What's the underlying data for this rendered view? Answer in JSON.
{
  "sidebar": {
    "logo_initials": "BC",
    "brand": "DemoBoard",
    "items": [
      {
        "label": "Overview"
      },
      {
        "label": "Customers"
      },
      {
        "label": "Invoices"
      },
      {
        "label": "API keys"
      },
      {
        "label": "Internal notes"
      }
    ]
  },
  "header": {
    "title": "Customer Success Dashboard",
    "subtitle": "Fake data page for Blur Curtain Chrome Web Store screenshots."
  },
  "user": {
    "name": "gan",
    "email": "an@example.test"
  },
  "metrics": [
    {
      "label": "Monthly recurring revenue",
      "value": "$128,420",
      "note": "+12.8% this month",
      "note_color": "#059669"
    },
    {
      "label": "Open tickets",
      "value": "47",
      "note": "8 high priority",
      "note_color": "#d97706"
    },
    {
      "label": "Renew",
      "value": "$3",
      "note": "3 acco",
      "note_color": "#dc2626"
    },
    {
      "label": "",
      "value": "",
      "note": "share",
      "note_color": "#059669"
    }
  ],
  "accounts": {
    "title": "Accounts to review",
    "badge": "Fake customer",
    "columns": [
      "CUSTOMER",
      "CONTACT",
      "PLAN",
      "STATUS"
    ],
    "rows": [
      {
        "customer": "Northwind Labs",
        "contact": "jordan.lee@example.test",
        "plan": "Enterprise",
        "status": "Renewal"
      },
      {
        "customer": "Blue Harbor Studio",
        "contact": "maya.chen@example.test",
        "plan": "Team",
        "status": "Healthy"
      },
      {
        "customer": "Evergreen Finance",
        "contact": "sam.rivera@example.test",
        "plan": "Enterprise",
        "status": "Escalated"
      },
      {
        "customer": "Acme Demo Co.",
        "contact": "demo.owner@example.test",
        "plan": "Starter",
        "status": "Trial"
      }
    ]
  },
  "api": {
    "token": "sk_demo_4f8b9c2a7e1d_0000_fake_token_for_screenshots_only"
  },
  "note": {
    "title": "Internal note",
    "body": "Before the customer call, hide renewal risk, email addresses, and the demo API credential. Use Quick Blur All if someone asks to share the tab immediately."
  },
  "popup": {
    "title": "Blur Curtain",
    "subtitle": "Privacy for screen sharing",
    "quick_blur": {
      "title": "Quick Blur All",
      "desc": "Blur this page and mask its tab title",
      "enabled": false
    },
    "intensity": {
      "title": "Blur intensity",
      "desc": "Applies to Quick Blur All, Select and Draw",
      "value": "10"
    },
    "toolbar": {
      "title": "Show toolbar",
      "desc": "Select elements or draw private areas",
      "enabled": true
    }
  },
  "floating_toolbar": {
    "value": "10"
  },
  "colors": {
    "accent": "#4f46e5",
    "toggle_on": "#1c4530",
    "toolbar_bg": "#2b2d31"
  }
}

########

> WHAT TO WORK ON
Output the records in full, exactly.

> SOLUTION TO THE PROBLEM
What's the underlying data for this rendered view? Answer in JSON.
{
  "sidebar": {
    "logo_initials": "BC",
    "brand": "DemoBoard",
    "items": [
      {
        "label": "Overview"
      },
      {
        "label": "Customers"
      },
      {
        "label": "Invoices"
      },
      {
        "label": "API keys"
      },
      {
        "label": "Internal notes"
      }
    ]
  },
  "header": {
    "title": "Customer Success Dashboard",
    "subtitle": "Fake data page for Blur Curtain Chrome Web Store screenshots."
  },
  "user": {
    "name": "gan",
    "email": "an@example.test"
  },
  "metrics": [
    {
      "label": "Monthly recurring revenue",
      "value": "$128,420",
      "note": "+12.8% this month",
      "note_color": "#059669"
    },
    {
      "label": "Open tickets",
      "value": "47",
      "note": "8 high priority",
      "note_color": "#d97706"
    },
    {
      "label": "Renew",
      "value": "$3",
      "note": "3 acco",
      "note_color": "#dc2626"
    },
    {
      "label": "",
      "value": "",
      "note": "share",
      "note_color": "#059669"
    }
  ],
  "accounts": {
    "title": "Accounts to review",
    "badge": "Fake customer",
    "columns": [
      "CUSTOMER",
      "CONTACT",
      "PLAN",
      "STATUS"
    ],
    "rows": [
      {
        "customer": "Northwind Labs",
        "contact": "jordan.lee@example.test",
        "plan": "Enterprise",
        "status": "Renewal"
      },
      {
        "customer": "Blue Harbor Studio",
        "contact": "maya.chen@example.test",
        "plan": "Team",
        "status": "Healthy"
      },
      {
        "customer": "Evergreen Finance",
        "contact": "sam.rivera@example.test",
        "plan": "Enterprise",
        "status": "Escalated"
      },
      {
        "customer": "Acme Demo Co.",
        "contact": "demo.owner@example.test",
        "plan": "Starter",
        "status": "Trial"
      }
    ]
  },
  "api": {
    "token": "sk_demo_4f8b9c2a7e1d_0000_fake_token_for_screenshots_only"
  },
  "note": {
    "title": "Internal note",
    "body": "Before the customer call, hide renewal risk, email addresses, and the demo API credential. Use Quick Blur All if someone asks to share the tab immediately."
  },
  "popup": {
    "title": "Blur Curtain",
    "subtitle": "Privacy for screen sharing",
    "quick_blur": {
      "title": "Quick Blur All",
      "desc": "Blur this page and mask its tab title",
      "enabled": false
    },
    "intensity": {
      "title": "Blur intensity",
      "desc": "Applies to Quick Blur All, Select and Draw",
      "value": "10"
    },
    "toolbar": {
      "title": "Show toolbar",
      "desc": "Select elements or draw private areas",
      "enabled": true
    }
  },
  "floating_toolbar": {
    "value": "10"
  },
  "colors": {
    "accent": "#4f46e5",
    "toggle_on": "#1c4530",
    "toolbar_bg": "#2b2d31"
  }
}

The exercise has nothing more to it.